To our knowledge, our model is the most clinically relevant model of metformin intervention during maternal diet-induced glucose-intolerant pregnancy that is currently reported, with treatment dose and maternal serum concentrations comparable with those in human studies . The main strength is the long-term follow-up of both male and female offspring, providing causal evidence for the development of obesity beyond young adulthood. This is especially pertinent as most phenotypes emerge after 6 months of age, a common maximum endpoint in developmental programming studies. This prolonged follow-up revealed age-sensitive sexually dimorphic effects of maternal obesity and metformin intervention. Although offspring were followed up until 12 months of age, the lifespan of mice is around 2 years and therefore this equates to middle age . Since the age of offspring heavily influenced metabolic outcomes, it is important that future studies assess effects beyond 12 months.
Metformin treatment during a pregnancy complicated by GDM has clear short-term beneficial effects beyond glycaemic control, including decreased gestational weight gain (benefiting a subsequent pregnancy by preventing excessive interpregnancy weight gain ), lower incidence of pre-eclampsia, and improved neonatal outcomes [4, 49]. However, the findings of offspring adiposity and fatty liver resulting from maternal metformin exposure are concerning, as both childhood and adult obesity are an increasing problem worldwide . Therefore, the relative short-term benefits and potential adverse long-term metabolic effects must be weighed against one another. It is vital that the outcomes investigated in the current study are addressed in human trials, as we cannot exclude species-specific differences, or that the intervention might have different effects depending on clinical indication or timing of metformin prescription. Offspring follow-up beyond childhood is therefore crucial in human clinical trials.

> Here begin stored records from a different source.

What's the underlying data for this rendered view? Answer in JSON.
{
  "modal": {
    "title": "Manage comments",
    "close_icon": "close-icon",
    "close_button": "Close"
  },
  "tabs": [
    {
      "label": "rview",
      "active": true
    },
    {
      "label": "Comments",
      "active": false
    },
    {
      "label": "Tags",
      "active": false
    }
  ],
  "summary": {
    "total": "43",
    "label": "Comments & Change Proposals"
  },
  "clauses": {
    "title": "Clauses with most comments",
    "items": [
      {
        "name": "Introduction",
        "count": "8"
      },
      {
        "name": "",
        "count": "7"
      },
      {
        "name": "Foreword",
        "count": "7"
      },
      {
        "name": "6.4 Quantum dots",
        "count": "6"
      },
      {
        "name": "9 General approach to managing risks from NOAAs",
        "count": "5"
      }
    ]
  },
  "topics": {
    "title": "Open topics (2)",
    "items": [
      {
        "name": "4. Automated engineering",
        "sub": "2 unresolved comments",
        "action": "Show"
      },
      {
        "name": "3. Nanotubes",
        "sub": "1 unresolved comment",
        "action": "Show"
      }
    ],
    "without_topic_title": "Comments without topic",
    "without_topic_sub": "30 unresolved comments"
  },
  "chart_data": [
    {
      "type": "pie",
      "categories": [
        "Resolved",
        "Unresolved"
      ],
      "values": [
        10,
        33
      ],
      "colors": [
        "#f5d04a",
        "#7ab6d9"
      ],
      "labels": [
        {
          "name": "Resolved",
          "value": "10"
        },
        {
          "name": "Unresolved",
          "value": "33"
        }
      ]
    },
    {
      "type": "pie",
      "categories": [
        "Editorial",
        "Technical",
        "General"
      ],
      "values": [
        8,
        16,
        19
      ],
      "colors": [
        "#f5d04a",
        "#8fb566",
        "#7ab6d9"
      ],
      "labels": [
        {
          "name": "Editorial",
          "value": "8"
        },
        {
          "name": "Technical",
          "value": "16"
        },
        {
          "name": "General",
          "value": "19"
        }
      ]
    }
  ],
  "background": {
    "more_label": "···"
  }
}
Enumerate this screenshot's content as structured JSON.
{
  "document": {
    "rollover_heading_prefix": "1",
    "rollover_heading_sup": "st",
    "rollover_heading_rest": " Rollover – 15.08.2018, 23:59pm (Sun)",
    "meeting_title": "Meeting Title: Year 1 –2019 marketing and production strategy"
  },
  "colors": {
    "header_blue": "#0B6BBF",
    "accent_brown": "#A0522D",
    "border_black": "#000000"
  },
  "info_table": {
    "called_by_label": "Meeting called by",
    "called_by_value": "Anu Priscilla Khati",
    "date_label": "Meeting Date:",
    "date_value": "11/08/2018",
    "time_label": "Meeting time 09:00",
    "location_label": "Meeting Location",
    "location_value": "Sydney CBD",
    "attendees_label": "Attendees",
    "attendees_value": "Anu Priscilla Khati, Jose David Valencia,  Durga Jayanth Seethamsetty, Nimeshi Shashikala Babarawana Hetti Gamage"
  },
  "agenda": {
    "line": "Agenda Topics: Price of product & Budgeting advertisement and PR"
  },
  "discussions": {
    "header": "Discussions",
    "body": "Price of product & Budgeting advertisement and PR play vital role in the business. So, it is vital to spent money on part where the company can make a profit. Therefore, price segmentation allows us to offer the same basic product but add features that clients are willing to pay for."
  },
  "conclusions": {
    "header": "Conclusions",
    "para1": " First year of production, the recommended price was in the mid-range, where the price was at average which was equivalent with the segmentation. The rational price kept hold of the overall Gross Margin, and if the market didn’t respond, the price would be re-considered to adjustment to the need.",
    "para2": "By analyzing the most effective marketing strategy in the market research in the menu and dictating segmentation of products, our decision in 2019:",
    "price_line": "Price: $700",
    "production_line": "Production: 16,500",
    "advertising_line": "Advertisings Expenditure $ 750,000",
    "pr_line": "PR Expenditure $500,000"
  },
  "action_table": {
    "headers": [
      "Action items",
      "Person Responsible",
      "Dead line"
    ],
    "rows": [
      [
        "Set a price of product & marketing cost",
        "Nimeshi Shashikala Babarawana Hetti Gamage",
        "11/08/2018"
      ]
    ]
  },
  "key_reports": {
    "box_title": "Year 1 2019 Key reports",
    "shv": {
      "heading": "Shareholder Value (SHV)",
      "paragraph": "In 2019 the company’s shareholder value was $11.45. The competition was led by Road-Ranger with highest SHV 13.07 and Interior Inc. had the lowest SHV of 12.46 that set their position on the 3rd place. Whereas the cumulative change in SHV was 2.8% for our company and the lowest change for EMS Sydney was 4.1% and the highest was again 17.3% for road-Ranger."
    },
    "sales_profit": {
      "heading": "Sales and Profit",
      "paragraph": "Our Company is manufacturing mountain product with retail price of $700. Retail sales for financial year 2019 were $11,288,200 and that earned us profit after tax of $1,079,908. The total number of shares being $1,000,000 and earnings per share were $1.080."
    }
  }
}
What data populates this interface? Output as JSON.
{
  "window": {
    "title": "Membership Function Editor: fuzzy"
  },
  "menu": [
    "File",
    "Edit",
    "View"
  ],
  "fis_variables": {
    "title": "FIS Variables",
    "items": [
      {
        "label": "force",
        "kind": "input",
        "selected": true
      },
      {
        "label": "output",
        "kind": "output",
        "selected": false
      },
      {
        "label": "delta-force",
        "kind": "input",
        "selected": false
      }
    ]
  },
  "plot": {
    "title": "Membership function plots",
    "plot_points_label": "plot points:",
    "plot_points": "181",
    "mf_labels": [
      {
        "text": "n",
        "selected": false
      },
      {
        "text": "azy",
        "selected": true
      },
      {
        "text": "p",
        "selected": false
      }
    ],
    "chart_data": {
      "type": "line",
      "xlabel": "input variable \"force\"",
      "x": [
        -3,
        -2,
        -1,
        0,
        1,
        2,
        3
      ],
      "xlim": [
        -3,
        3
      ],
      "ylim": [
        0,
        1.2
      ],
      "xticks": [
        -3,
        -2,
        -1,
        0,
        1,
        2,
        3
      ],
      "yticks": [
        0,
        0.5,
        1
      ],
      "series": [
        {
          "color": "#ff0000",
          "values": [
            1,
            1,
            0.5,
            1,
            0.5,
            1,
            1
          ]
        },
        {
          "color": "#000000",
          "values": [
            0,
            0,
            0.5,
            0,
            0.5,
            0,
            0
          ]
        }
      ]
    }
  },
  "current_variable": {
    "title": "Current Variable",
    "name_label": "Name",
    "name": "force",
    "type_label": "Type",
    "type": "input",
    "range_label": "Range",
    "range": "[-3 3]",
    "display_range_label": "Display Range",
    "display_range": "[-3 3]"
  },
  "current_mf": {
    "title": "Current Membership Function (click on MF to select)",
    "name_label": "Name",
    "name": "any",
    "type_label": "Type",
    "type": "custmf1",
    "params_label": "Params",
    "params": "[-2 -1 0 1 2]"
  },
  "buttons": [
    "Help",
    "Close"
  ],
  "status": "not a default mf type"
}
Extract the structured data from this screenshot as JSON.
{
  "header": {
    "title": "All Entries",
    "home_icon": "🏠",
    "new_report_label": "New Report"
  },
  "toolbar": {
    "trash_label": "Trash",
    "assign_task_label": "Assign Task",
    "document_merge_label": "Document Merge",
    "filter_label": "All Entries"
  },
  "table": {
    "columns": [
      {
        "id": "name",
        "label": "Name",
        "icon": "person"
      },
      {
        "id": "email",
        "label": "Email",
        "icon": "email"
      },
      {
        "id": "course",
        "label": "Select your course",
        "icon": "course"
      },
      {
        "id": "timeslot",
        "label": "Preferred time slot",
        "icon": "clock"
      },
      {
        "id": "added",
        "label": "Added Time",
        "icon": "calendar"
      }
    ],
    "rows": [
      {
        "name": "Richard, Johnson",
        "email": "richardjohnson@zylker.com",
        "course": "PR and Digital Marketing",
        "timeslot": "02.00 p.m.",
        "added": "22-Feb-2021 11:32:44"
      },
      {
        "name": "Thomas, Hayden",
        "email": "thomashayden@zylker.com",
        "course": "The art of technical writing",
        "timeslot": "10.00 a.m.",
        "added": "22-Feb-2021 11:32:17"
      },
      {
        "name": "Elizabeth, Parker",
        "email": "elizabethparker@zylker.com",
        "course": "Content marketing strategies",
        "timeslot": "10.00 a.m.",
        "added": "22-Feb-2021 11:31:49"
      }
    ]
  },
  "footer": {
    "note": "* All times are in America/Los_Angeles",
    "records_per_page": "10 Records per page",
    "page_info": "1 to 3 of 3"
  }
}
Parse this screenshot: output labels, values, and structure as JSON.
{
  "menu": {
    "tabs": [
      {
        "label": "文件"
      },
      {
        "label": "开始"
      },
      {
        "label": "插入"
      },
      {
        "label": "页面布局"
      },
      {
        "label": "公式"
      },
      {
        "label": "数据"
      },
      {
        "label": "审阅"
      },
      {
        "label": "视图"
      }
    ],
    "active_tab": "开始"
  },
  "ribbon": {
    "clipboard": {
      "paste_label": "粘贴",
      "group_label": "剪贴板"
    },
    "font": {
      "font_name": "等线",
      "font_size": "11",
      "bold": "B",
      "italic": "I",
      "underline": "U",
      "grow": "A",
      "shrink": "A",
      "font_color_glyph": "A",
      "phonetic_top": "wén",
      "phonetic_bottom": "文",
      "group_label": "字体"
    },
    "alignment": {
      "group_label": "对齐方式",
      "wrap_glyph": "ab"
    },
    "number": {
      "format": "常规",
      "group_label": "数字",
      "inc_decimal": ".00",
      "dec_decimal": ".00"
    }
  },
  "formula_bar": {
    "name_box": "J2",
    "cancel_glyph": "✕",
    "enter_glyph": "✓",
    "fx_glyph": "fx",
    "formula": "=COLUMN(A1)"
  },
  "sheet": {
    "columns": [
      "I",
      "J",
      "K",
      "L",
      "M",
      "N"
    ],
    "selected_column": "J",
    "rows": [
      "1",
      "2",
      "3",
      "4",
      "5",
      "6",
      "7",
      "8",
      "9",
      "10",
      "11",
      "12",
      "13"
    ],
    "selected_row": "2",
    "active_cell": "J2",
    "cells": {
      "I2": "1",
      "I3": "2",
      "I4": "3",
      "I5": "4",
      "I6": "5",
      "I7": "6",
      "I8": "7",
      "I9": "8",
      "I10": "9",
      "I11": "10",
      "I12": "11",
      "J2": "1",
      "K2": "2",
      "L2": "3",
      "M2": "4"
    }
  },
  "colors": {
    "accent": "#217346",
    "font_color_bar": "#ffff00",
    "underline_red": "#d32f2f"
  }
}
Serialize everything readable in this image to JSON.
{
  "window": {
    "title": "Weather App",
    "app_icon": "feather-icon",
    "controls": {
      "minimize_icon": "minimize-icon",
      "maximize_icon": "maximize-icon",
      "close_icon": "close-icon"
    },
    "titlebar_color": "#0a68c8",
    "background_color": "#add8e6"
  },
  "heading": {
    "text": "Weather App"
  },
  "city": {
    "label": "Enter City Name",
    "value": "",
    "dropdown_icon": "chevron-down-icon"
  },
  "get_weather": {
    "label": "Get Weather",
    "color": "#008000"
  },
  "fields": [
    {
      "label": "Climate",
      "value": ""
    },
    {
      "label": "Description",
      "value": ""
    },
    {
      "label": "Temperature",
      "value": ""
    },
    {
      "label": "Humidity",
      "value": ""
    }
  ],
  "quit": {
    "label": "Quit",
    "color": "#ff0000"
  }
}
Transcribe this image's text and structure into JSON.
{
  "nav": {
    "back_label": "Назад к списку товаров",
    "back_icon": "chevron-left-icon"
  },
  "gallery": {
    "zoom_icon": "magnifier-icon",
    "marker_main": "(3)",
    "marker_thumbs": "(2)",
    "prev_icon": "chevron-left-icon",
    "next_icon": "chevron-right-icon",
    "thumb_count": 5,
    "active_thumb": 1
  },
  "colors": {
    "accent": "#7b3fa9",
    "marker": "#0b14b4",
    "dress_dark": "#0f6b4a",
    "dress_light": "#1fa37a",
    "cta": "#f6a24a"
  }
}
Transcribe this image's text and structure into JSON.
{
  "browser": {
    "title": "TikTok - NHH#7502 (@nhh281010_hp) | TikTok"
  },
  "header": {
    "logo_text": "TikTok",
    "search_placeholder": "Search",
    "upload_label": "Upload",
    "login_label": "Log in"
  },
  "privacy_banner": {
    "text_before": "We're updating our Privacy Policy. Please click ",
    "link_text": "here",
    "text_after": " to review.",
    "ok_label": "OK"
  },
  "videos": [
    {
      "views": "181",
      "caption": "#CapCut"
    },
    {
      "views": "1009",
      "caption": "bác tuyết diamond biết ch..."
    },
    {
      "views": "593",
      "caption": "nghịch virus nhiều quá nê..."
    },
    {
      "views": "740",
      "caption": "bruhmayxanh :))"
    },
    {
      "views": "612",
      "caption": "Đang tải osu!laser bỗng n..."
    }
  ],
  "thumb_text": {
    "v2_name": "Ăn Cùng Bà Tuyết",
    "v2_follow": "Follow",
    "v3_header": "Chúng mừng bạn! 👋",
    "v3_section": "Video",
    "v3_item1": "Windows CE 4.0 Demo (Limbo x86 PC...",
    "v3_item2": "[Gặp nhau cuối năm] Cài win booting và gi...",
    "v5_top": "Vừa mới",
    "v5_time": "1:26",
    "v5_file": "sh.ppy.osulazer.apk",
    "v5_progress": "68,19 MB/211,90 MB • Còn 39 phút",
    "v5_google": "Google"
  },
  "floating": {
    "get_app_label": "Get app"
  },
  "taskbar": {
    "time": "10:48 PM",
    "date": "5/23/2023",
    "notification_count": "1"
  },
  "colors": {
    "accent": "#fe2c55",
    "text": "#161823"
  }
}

Metformin exposure in utero during diet-induced obese pregnancy increased metabolic risk factors in a sex- and age-dependent manner. Our work highlights the importance of following up offspring of both sexes throughout the life course, in addition to immediate effects on mother and fetus, and illustrates the complexity of balancing short-term benefits of therapeutic agents that cross the placenta vs any long-term metabolic risks. Alternative treatment regimens or formulations that retain maternal benefits but limit fetal exposure to metformin might be promising areas of future research.